But it also included the Owensboro Symphony Orchestra, Friday After 5, Live on the Banks and other music venues in the community.
And a short video about Owensboro on its website has already drawn nearly 6 million views, Calitri said.
The ads are running in Brazil, the United Kingdom, Australia, Canada, India, France, Germany, Japan, South Korea and Mexico.
Tom Garzilli, chief marketing officer for Brand USA, said last spring, "What we're trying to do is get tourists learning about and thinking about new experiences and new places. Some of them have been to Disney World and Las Vegas and think they've seen America. We want them to know that there's more to America."
Last year, he said, 78 million people from other countries visited America and Brand USA was responsible for 1.2 million of them.

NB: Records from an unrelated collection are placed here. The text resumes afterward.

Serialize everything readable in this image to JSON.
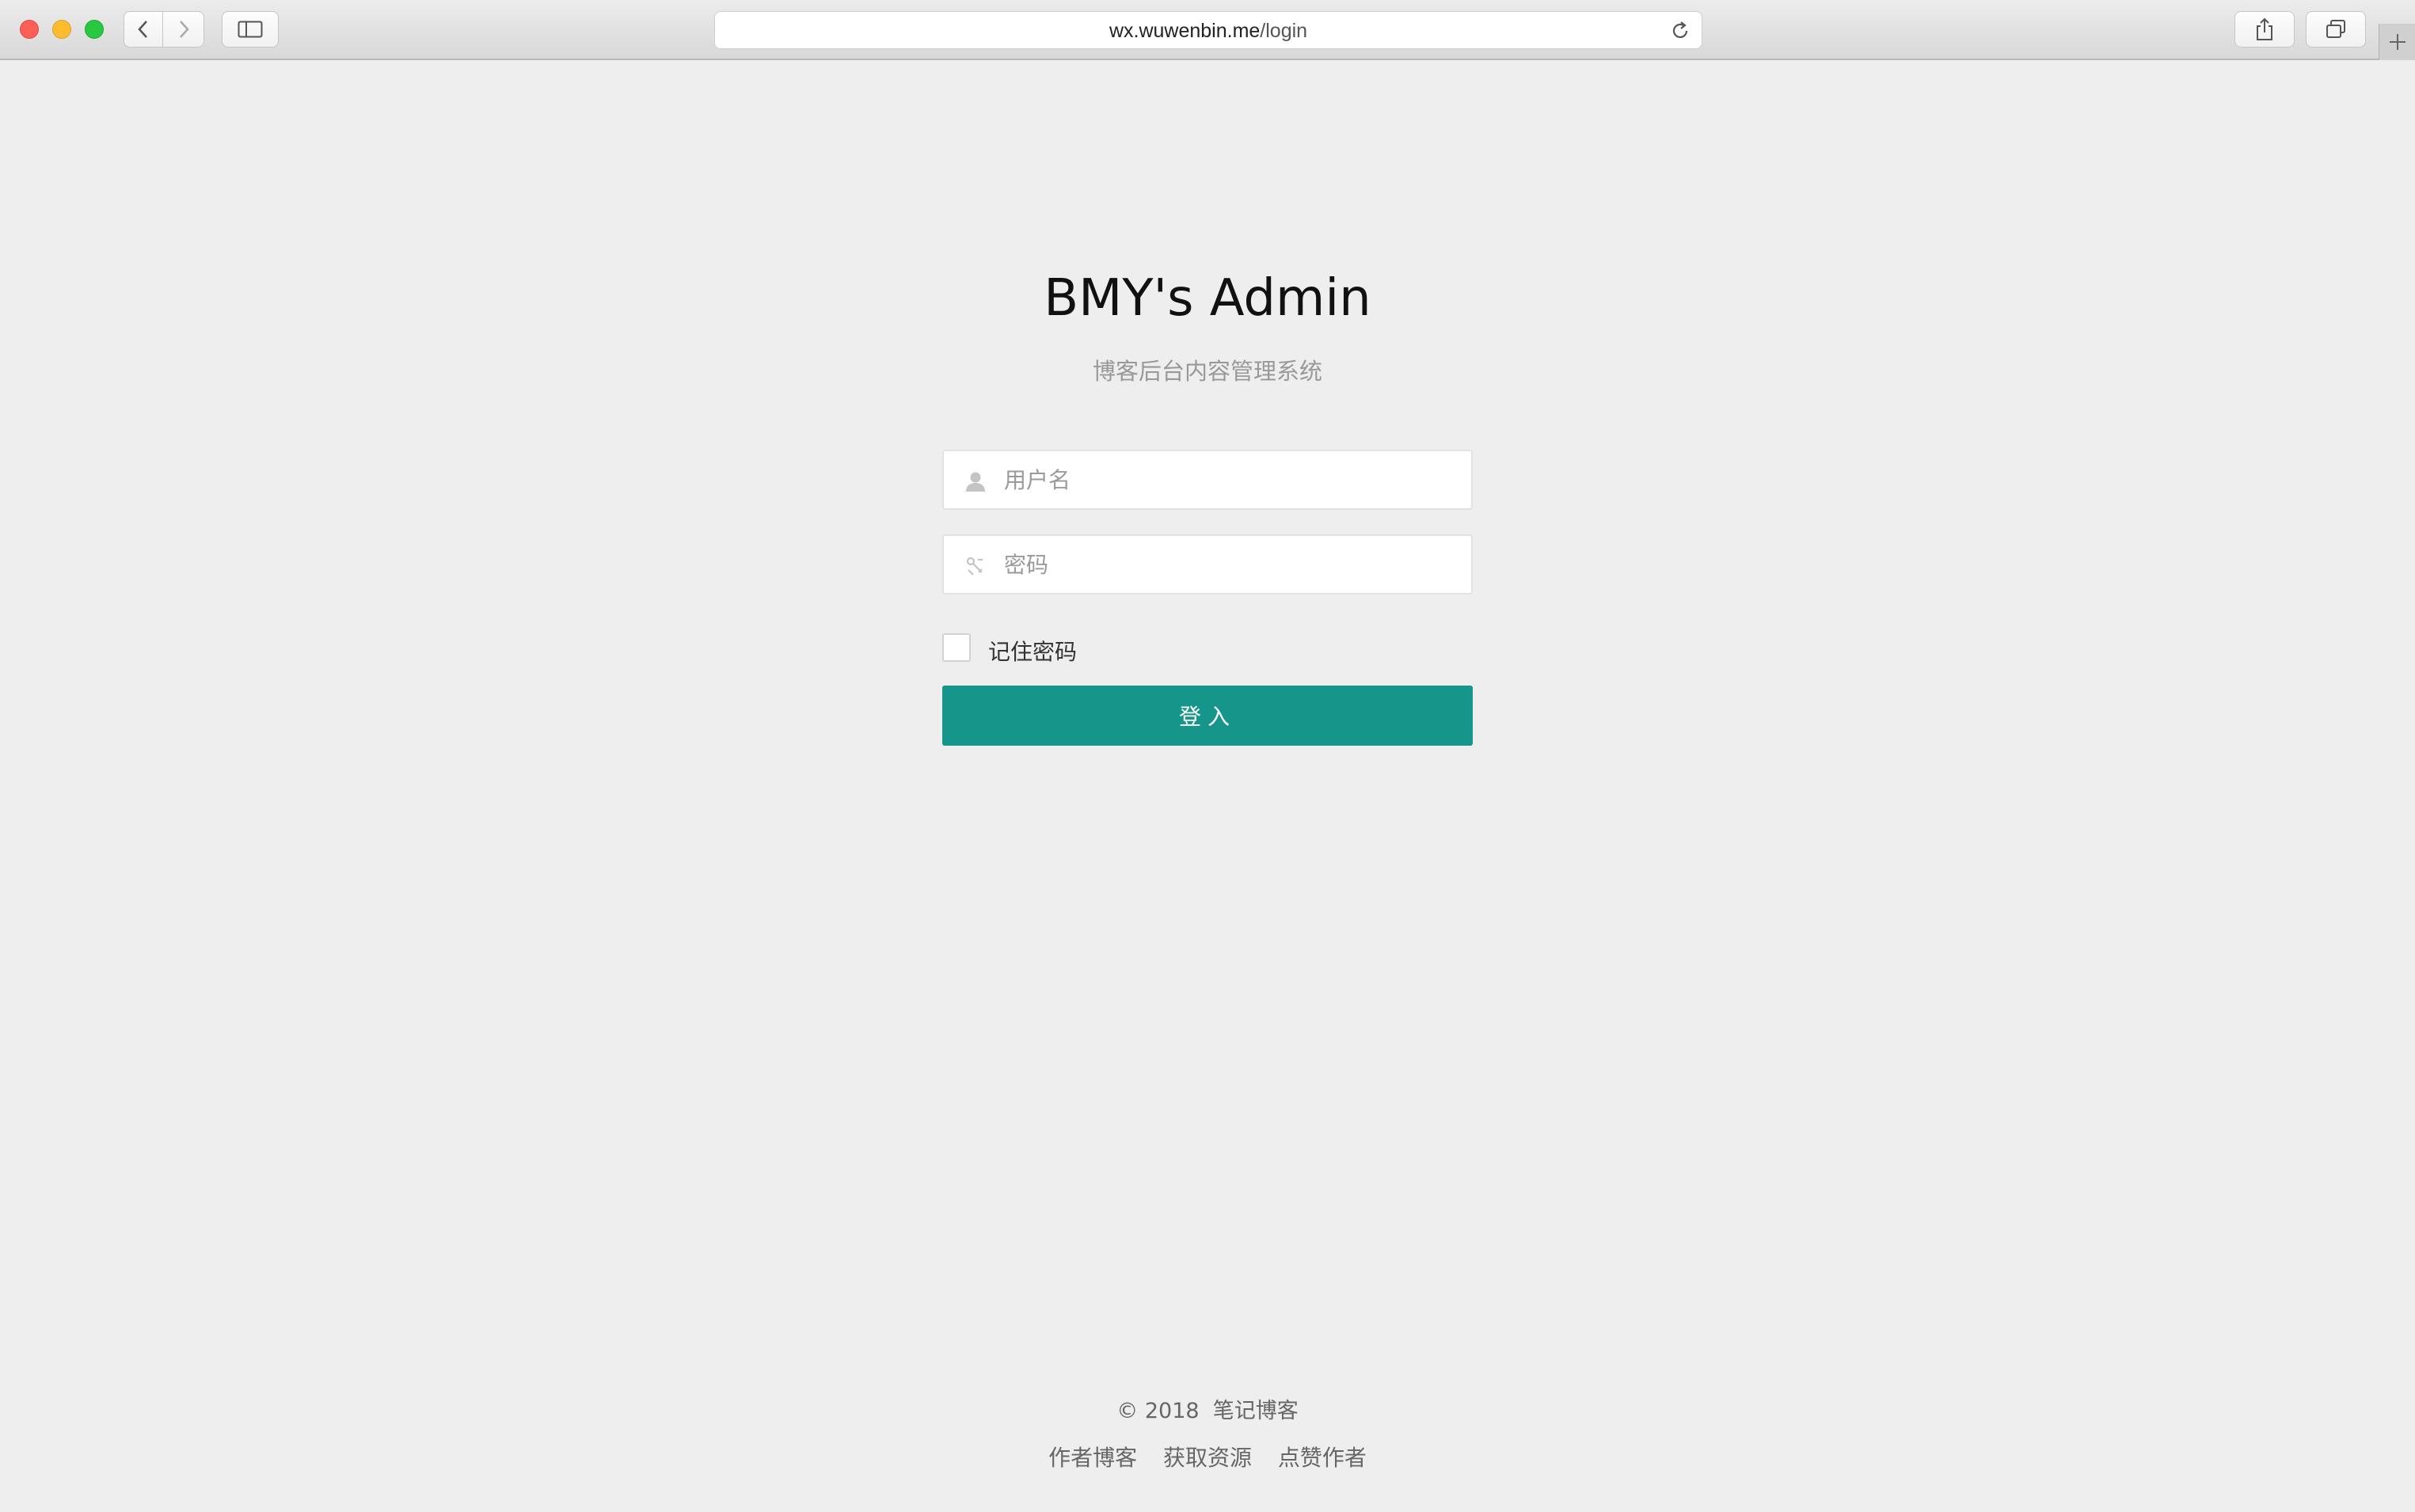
{
  "browser": {
    "url_host": "wx.wuwenbin.me",
    "url_path": "/login"
  },
  "login": {
    "title": "BMY's Admin",
    "subtitle": "博客后台内容管理系统",
    "username_placeholder": "用户名",
    "password_placeholder": "密码",
    "remember_label": "记住密码",
    "remember_checked": false,
    "submit_label": "登入"
  },
  "footer": {
    "copyright": "© 2018",
    "site_name": "笔记博客",
    "links": [
      "作者博客",
      "获取资源",
      "点赞作者"
    ]
  },
  "colors": {
    "accent": "#16968a",
    "background": "#eeeeee"
  }
}
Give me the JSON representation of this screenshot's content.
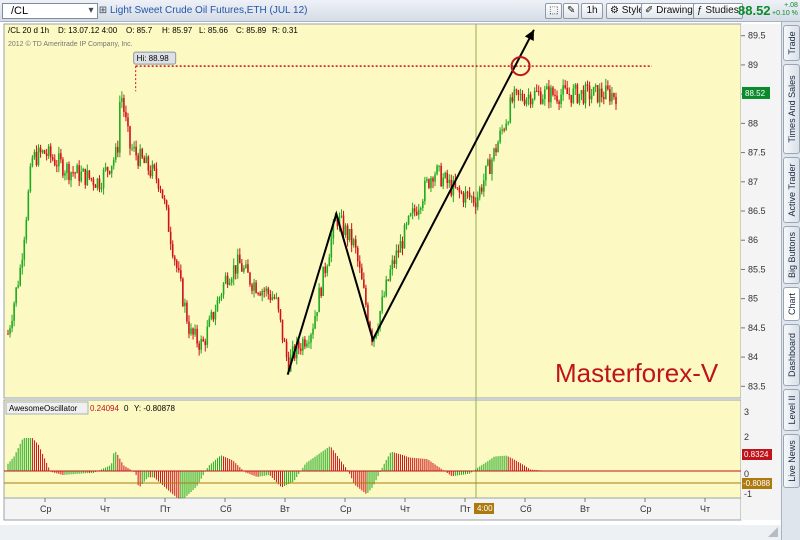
{
  "toolbar": {
    "symbol": "/CL",
    "description": "Light Sweet Crude Oil Futures,ETH (JUL 12)",
    "timeframe_label": "1h",
    "style_label": "Style",
    "drawings_label": "Drawings",
    "studies_label": "Studies",
    "last_price": "88.52",
    "net_change": "+.08",
    "net_change_pct": "+0.10 %"
  },
  "side_tabs": [
    "Trade",
    "Times And Sales",
    "Active Trader",
    "Big Buttons",
    "Chart",
    "Dashboard",
    "Level II",
    "Live News"
  ],
  "chart": {
    "header": "/CL 20 d 1h",
    "date": "D: 13.07.12 4:00",
    "open": "O: 85.7",
    "high": "H: 85.97",
    "low": "L: 85.66",
    "close": "C: 85.89",
    "range": "R: 0.31",
    "copyright": "2012 © TD Ameritrade IP Company, Inc.",
    "hi_label": "Hi: 88.98",
    "price_tag": "88.52",
    "watermark": "Masterforex-V",
    "crosshair_time": "4:00",
    "price_ticks": [
      "89.5",
      "89",
      "88.5",
      "88",
      "87.5",
      "87",
      "86.5",
      "86",
      "85.5",
      "85",
      "84.5",
      "84",
      "83.5"
    ],
    "time_ticks": [
      "Ср",
      "Чт",
      "Пт",
      "Сб",
      "Вт",
      "Ср",
      "Чт",
      "Пт",
      "Сб",
      "Вт",
      "Ср",
      "Чт"
    ]
  },
  "oscillator": {
    "name": "AwesomeOscillator",
    "value": "0.24094",
    "zero": "0",
    "y_readout": "Y: -0.80878",
    "ticks": [
      "3",
      "2",
      "1",
      "0",
      "-1"
    ],
    "tag_positive": "0.8324",
    "tag_negative": "-0.8088"
  },
  "colors": {
    "chart_bg": "#fcf9c2",
    "up_bar": "#1eaa1e",
    "down_bar": "#d0101a",
    "hi_line": "#d0101a",
    "trend_line": "#000000",
    "price_tag": "#0a8a2a",
    "osc_tag_neg": "#ad7a10"
  },
  "chart_data": {
    "type": "candlestick",
    "title": "/CL 20 d 1h",
    "price_range": [
      83.3,
      89.7
    ],
    "high_marker": 88.98,
    "last": 88.52,
    "path": [
      [
        0,
        84.4
      ],
      [
        0.02,
        85.5
      ],
      [
        0.04,
        87.4
      ],
      [
        0.06,
        87.5
      ],
      [
        0.1,
        87.2
      ],
      [
        0.15,
        87.0
      ],
      [
        0.18,
        87.5
      ],
      [
        0.185,
        88.6
      ],
      [
        0.2,
        87.6
      ],
      [
        0.25,
        87.0
      ],
      [
        0.28,
        85.4
      ],
      [
        0.3,
        84.4
      ],
      [
        0.32,
        84.2
      ],
      [
        0.36,
        85.4
      ],
      [
        0.38,
        85.6
      ],
      [
        0.4,
        85.3
      ],
      [
        0.44,
        85.0
      ],
      [
        0.46,
        83.9
      ],
      [
        0.5,
        84.5
      ],
      [
        0.54,
        86.4
      ],
      [
        0.57,
        85.9
      ],
      [
        0.6,
        84.3
      ],
      [
        0.63,
        85.5
      ],
      [
        0.66,
        86.3
      ],
      [
        0.7,
        87.2
      ],
      [
        0.74,
        86.8
      ],
      [
        0.77,
        86.7
      ],
      [
        0.8,
        87.5
      ],
      [
        0.83,
        88.4
      ],
      [
        0.86,
        88.5
      ]
    ],
    "trend_lines": [
      [
        [
          83.7,
          0.46
        ],
        [
          86.45,
          0.54
        ],
        [
          84.3,
          0.6
        ],
        [
          89.6,
          0.865
        ]
      ]
    ]
  }
}
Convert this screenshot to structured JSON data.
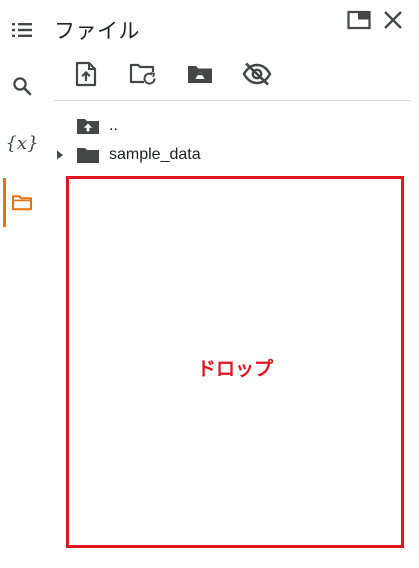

The advertising, he said, has a long-term impact.
"We are working closely with the Kentucky Department of Tourism to attract European journalists to visit Kentucky and experience the great things this state has to offer for travelers," Calitri said. "The journalists then return to their home countries and write articles and spread the message."
He said, "Recently, we had Crash magazine from the UK that printed a great article on Owensboro's music scene. This month, we have seven European journalists from the UK and Germany coming in to experience barbecue and bluegrass music."
They'll be attending the Mandolin Orange concert at the Hall of Fame on Sept. 28.
Kirk said earlier, "Anytime we have visitors from out of town -- bus tour operators or travel writers -- we take them out for barbecue."
This weekend's 14th annual Grillin' & Chillin' BBQ Cookoff at Diamond Lake Resort in West Louisville was expected to draw 40 cooking teams from seven states to Daviess County.
And the International Bar-B-Q Festival each May draws thousands of visitors from several states to town.
Calitri said the CVB is working with WLEX-TV, Lexington's NBC affiliate, to promote Owensboro in central Kentucky.
"We want to say, 'If you haven't been to Owensboro in a few years, come check us out'," he said.
"This opportunity allows us to enter into the central Kentucky market, which has a substantial population base," Calitri said.
The CVB is also working on plans to promote the new artificial turf fields at Jack C. Fisher Park to out-of-town teams next year, but Calitri said he's not ready to announce details yet.
The city is working to replace the dirt and grass in the infields at the four ballparks at Fisher Park with a synthetic material to prevent mud and water on the basepaths.
The synthetic material dries quickly after a rain.
"We used to have a lot of teams from up north come down for tournaments," Jared Bratcher, the CVB's sports marketing director, said earlier. "But we had too many rainouts, and they stopped coming. I think we can get them back. With turf, we won't have that problem."
Plans also include a new mural by the registration desk at the Owensboro Convention Center to promote the community.
"There's a big white wall with a lot of space," Calitri said. "We want to put up a large video screen to show what all is going on in town. We would control the content."
At Owensboro-Daviess County Regional Airport, the CVB wants to update the wall over the baggage carousel.
The wall was last updated when Smothers Park was new in 2012.
Calitri said the CVB wants to add new photographs and a giant screen TV that will show local attractions.
And he said the agency is working on an ambassador training program to help front-line people in hotels and restaurants be able to provide more information about Owensboro to guests.
"We're going to Franklin, Tennessee, to look at their program, Calitri said.
Last month, the Kentucky Department of Tourism said spending by tourists in Daviess County climbed 3% last year to $218.52 million.
That represented a $6.31 million increase in money coming into the community.
"We're the sixth-fastest growing county in the state" in terms of tourism, Calitri said then. "We're trending in the right direction."
Keith Lawrence, 270-691-7301, firstname.lastname@example.org